After traveling to a number of different countries, I got in the habit of buying books about the country I was visiting. I have a leg up in Latin America because I can buy books in Spanish and read them with no problem. In time I developed a hobby of finding a world atlas published in the country in question, and reading about the world from that point of view. At many of these big Quaker conferences, we get a free day when people can go off on an excursion to one place or another. During the World Conference, I chose to go on a bus trip that included shopping in the nearby city of Kisumu, Kenya, and Fidele came with me. I hoped to buy an atlas and a T-shirt. While we were waiting for the bus, some Cuban Friends were standing nearby, and I told them that the Friend by my side was named Fidele. We all had a laugh about that, coming from our three different countries.
In Kisumu, there were many merchants up and down the streets selling things on tables. When they saw foreigners coming along, they would want to inflate their prices. I figured that Fidele would be used to the same thing in Rwanda, and that was correct; he was a big help in my getting things at a reasonable price.
Fidele is a schoolteacher in Rwanda, and he was struggling to finish up a degree at a local university.

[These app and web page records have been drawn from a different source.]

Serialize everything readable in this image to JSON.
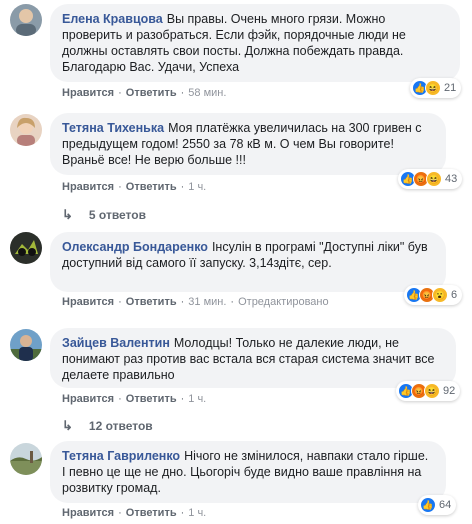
{
  "comments": [
    {
      "author": "Елена Кравцова",
      "text": "Вы правы. Очень много грязи. Можно проверить и разобраться. Если фэйк, порядочные люди не должны оставлять свои посты. Должна побеждать правда. Благодарю Вас. Удачи, Успеха",
      "like": "Нравится",
      "reply": "Ответить",
      "time": "58 мин.",
      "reaction_count": "21"
    },
    {
      "author": "Тетяна Тихенька",
      "text": "Моя платёжка увеличилась на 300 гривен с предыдущем годом! 2550 за 78 кВ м. О чем Вы говорите! Враньё все! Не верю больше !!!",
      "like": "Нравится",
      "reply": "Ответить",
      "time": "1 ч.",
      "reaction_count": "43",
      "replies_label": "5 ответов"
    },
    {
      "author": "Олександр Бондаренко",
      "text": "Інсулін в програмі \"Доступні ліки\" був доступний від самого її запуску. 3,14здітє, сер.",
      "like": "Нравится",
      "reply": "Ответить",
      "time": "31 мин.",
      "edited": "Отредактировано",
      "reaction_count": "6"
    },
    {
      "author": "Зайцев Валентин",
      "text": "Молодцы! Только не далекие люди, не понимают раз против вас встала вся старая система значит все делаете правильно",
      "like": "Нравится",
      "reply": "Ответить",
      "time": "1 ч.",
      "reaction_count": "92",
      "replies_label": "12 ответов"
    },
    {
      "author": "Тетяна Гавриленко",
      "text": "Нічого не змінилося, навпаки стало гірше. І певно це ще не дно. Цьогоріч буде видно ваше правління на розвитку громад.",
      "like": "Нравится",
      "reply": "Ответить",
      "time": "1 ч.",
      "reaction_count": "64"
    }
  ],
  "colors": {
    "author": "#385898",
    "bubble": "#f2f3f5",
    "like_reaction": "#1877f2",
    "haha_reaction": "#f7b928",
    "angry_reaction": "#e9710f"
  }
}
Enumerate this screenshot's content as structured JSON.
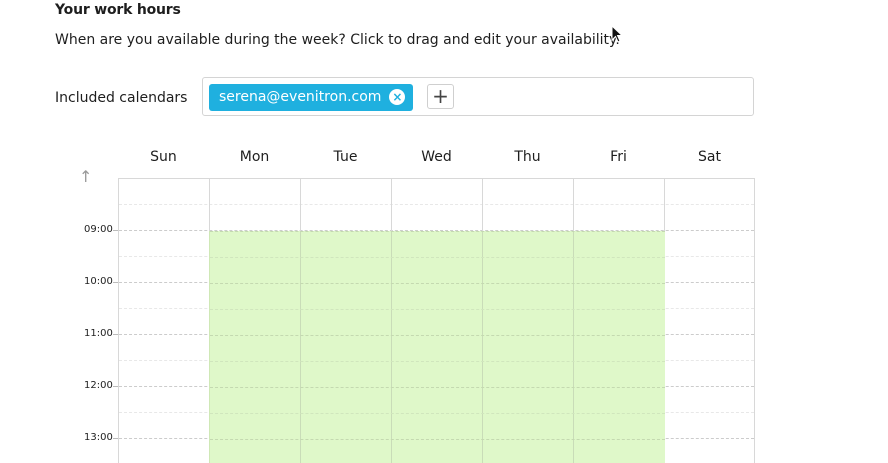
{
  "header": {
    "title": "Your work hours",
    "description": "When are you available during the week? Click to drag and edit your availability."
  },
  "calendars": {
    "label": "Included calendars",
    "items": [
      {
        "email": "serena@evenitron.com",
        "remove_symbol": "×"
      }
    ],
    "add_symbol": "+",
    "chip_color": "#1fb0df"
  },
  "schedule": {
    "scroll_up_symbol": "↑",
    "days": [
      "Sun",
      "Mon",
      "Tue",
      "Wed",
      "Thu",
      "Fri",
      "Sat"
    ],
    "time_labels": [
      "09:00",
      "10:00",
      "11:00",
      "12:00",
      "13:00"
    ],
    "availability": {
      "days": [
        "Mon",
        "Tue",
        "Wed",
        "Thu",
        "Fri"
      ],
      "start": "09:00",
      "color": "#dff8c9"
    }
  },
  "icons": {
    "remove": "close-circle-icon",
    "add": "plus-icon",
    "scroll": "arrow-up-icon",
    "cursor": "mouse-pointer-icon"
  }
}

I helped him get in touch with the educational arm of the African Great Lakes Initiative of Friends Peace Teams, and they and I helped him get his degree. A few years later, he moved from Rwanda to South Africa and made friends with the Quakers there. We are still in touch to this day, and have been comparing notes this year about how we are coping with the COVID-19 pandemic.